The problem. Exact copies of all the lines below are wanted, without a single picture.
-- Opening Marker --
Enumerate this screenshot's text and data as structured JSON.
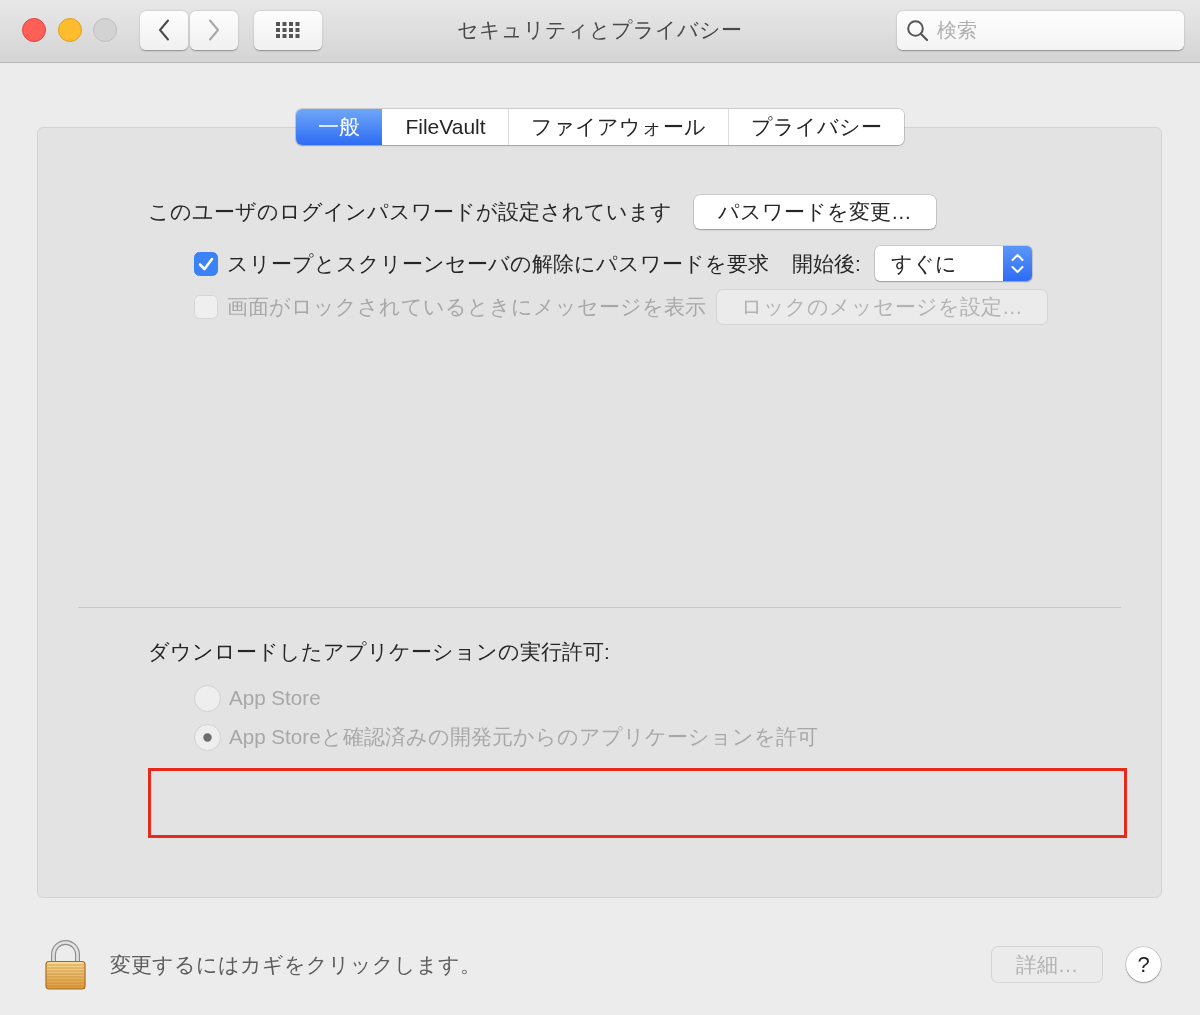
{
  "window": {
    "title": "セキュリティとプライバシー",
    "buttons": [
      {
        "kind": "close",
        "disabled": false
      },
      {
        "kind": "minimize",
        "disabled": false
      },
      {
        "kind": "zoom",
        "disabled": true
      }
    ]
  },
  "toolbar": {
    "nav": [
      {
        "kind": "back",
        "disabled": false
      },
      {
        "kind": "forward",
        "disabled": true
      }
    ],
    "search": {
      "placeholder": "検索"
    }
  },
  "tabs": [
    {
      "label": "一般",
      "selected": true
    },
    {
      "label": "FileVault",
      "selected": false
    },
    {
      "label": "ファイアウォール",
      "selected": false
    },
    {
      "label": "プライバシー",
      "selected": false
    }
  ],
  "password": {
    "label": "このユーザのログインパスワードが設定されています",
    "button": {
      "label": "パスワードを変更…",
      "disabled": false
    }
  },
  "sleep_lock": {
    "checkbox": {
      "label": "スリープとスクリーンセーバの解除にパスワードを要求",
      "checked": true,
      "disabled": false
    },
    "delay_label": "開始後:",
    "delay_popup": {
      "value": "すぐに"
    }
  },
  "lock_message": {
    "checkbox": {
      "label": "画面がロックされているときにメッセージを表示",
      "checked": false,
      "disabled": true
    },
    "button": {
      "label": "ロックのメッセージを設定…",
      "disabled": true
    }
  },
  "downloads": {
    "label": "ダウンロードしたアプリケーションの実行許可:",
    "options": [
      {
        "label": "App Store",
        "selected": false,
        "disabled": true
      },
      {
        "label": "App Storeと確認済みの開発元からのアプリケーションを許可",
        "selected": true,
        "disabled": true
      }
    ],
    "annotations": [
      {
        "kind": "frame"
      }
    ]
  },
  "footer": {
    "lock_text": "変更するにはカギをクリックします。",
    "advanced_button": {
      "label": "詳細…",
      "disabled": true
    },
    "help_button": {
      "label": "?"
    }
  }
}
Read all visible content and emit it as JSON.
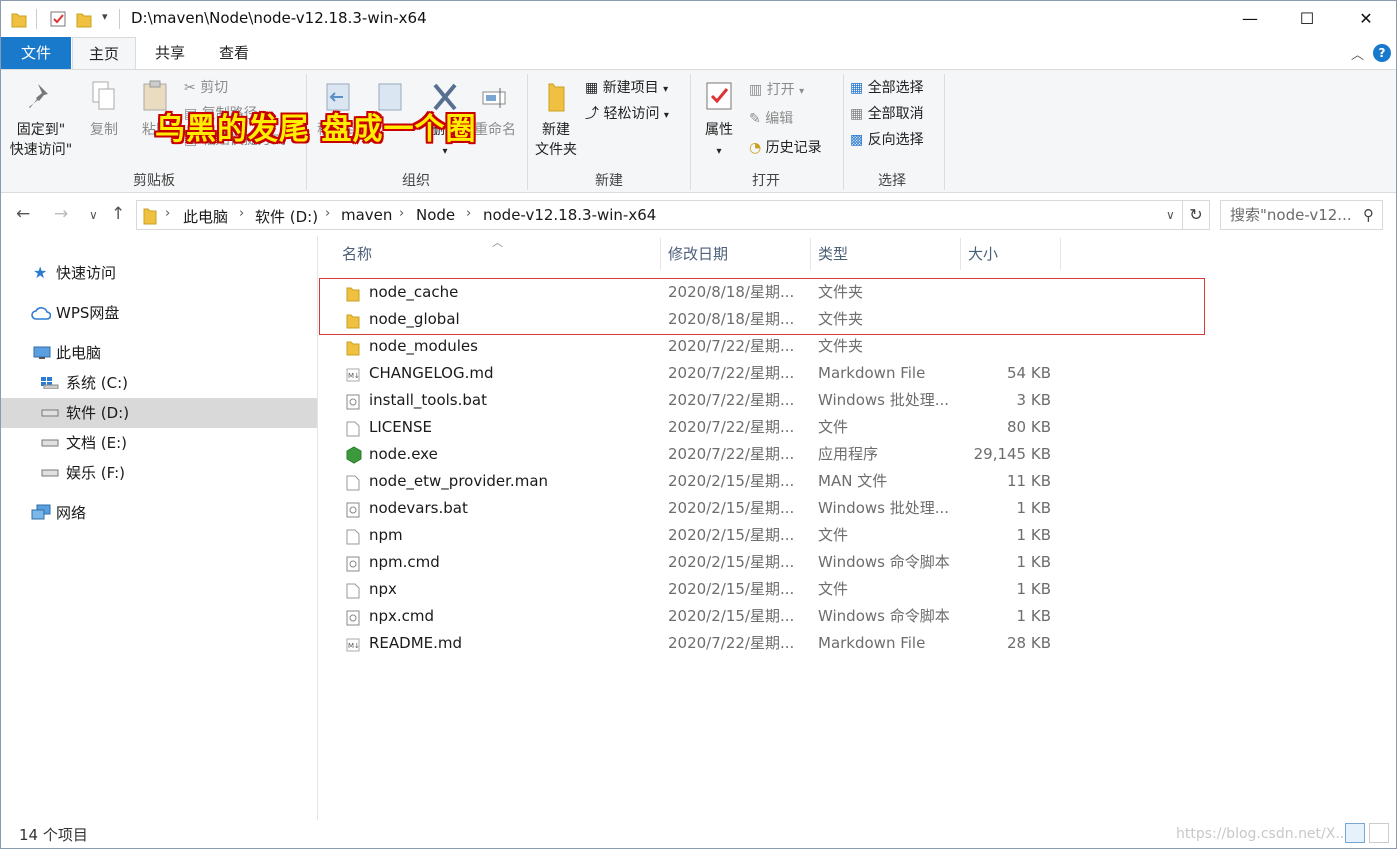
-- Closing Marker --
Answer below.
Enumerate this screenshot's text and data as structured JSON.
{
  "window": {
    "title": "セキュリティとプライバシー",
    "buttons": [
      {
        "kind": "close",
        "disabled": false
      },
      {
        "kind": "minimize",
        "disabled": false
      },
      {
        "kind": "zoom",
        "disabled": true
      }
    ]
  },
  "toolbar": {
    "nav": [
      {
        "kind": "back",
        "disabled": false
      },
      {
        "kind": "forward",
        "disabled": true
      }
    ],
    "search": {
      "placeholder": "検索"
    }
  },
  "tabs": [
    {
      "label": "一般",
      "selected": true
    },
    {
      "label": "FileVault",
      "selected": false
    },
    {
      "label": "ファイアウォール",
      "selected": false
    },
    {
      "label": "プライバシー",
      "selected": false
    }
  ],
  "password": {
    "label": "このユーザのログインパスワードが設定されています",
    "button": {
      "label": "パスワードを変更…",
      "disabled": false
    }
  },
  "sleep_lock": {
    "checkbox": {
      "label": "スリープとスクリーンセーバの解除にパスワードを要求",
      "checked": true,
      "disabled": false
    },
    "delay_label": "開始後:",
    "delay_popup": {
      "value": "すぐに"
    }
  },
  "lock_message": {
    "checkbox": {
      "label": "画面がロックされているときにメッセージを表示",
      "checked": false,
      "disabled": true
    },
    "button": {
      "label": "ロックのメッセージを設定…",
      "disabled": true
    }
  },
  "downloads": {
    "label": "ダウンロードしたアプリケーションの実行許可:",
    "options": [
      {
        "label": "App Store",
        "selected": false,
        "disabled": true
      },
      {
        "label": "App Storeと確認済みの開発元からのアプリケーションを許可",
        "selected": true,
        "disabled": true
      }
    ],
    "annotations": [
      {
        "kind": "frame"
      }
    ]
  },
  "footer": {
    "lock_text": "変更するにはカギをクリックします。",
    "advanced_button": {
      "label": "詳細…",
      "disabled": true
    },
    "help_button": {
      "label": "?"
    }
  }
}
Read all visible content and emit it as JSON.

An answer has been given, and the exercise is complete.